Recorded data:

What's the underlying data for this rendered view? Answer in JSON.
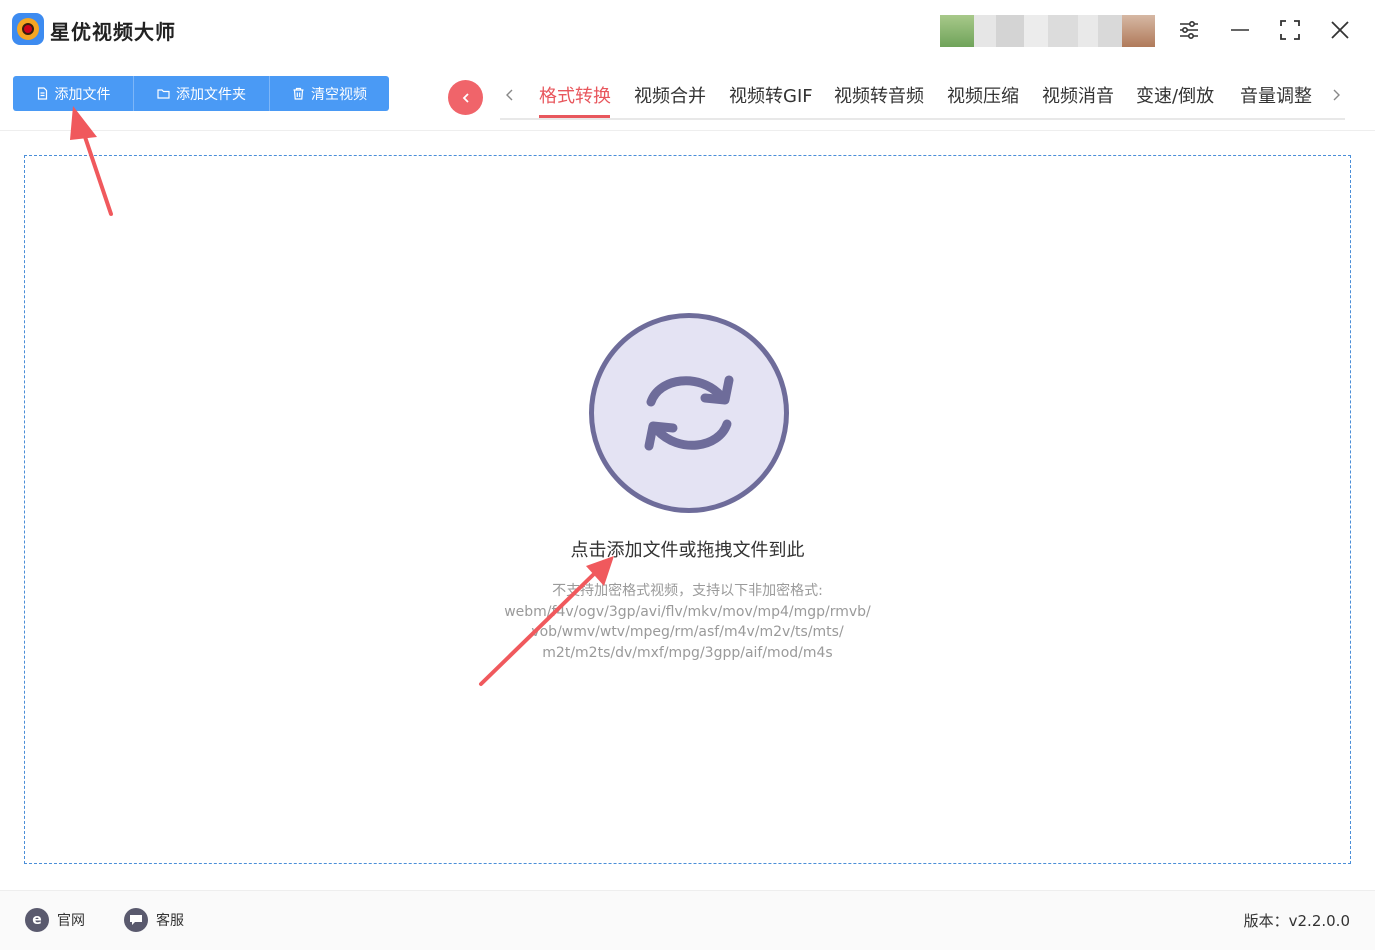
{
  "app": {
    "title": "星优视频大师"
  },
  "toolbar": {
    "add_file": "添加文件",
    "add_folder": "添加文件夹",
    "clear_videos": "清空视频"
  },
  "tabs": [
    {
      "label": "格式转换",
      "active": true
    },
    {
      "label": "视频合并",
      "active": false
    },
    {
      "label": "视频转GIF",
      "active": false
    },
    {
      "label": "视频转音频",
      "active": false
    },
    {
      "label": "视频压缩",
      "active": false
    },
    {
      "label": "视频消音",
      "active": false
    },
    {
      "label": "变速/倒放",
      "active": false
    },
    {
      "label": "音量调整",
      "active": false
    }
  ],
  "dropzone": {
    "main_text": "点击添加文件或拖拽文件到此",
    "sub_lines": [
      "不支持加密格式视频，支持以下非加密格式:",
      "webm/f4v/ogv/3gp/avi/flv/mkv/mov/mp4/mgp/rmvb/",
      "vob/wmv/wtv/mpeg/rm/asf/m4v/m2v/ts/mts/",
      "m2t/m2ts/dv/mxf/mpg/3gpp/aif/mod/m4s"
    ]
  },
  "footer": {
    "website": "官网",
    "support": "客服",
    "version": "版本：v2.2.0.0"
  },
  "colors": {
    "accent_blue": "#4a9af5",
    "accent_red": "#e8575d",
    "circle_fill": "#e4e3f3",
    "circle_stroke": "#6e6c9a",
    "annotation_arrow": "#f0595d"
  },
  "icons": {
    "logo": "app-logo-icon",
    "settings": "sliders-icon",
    "minimize": "minimize-icon",
    "maximize": "fullscreen-icon",
    "close": "close-icon",
    "convert": "refresh-icon"
  }
}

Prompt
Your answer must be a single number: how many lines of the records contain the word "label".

Exercise answer
8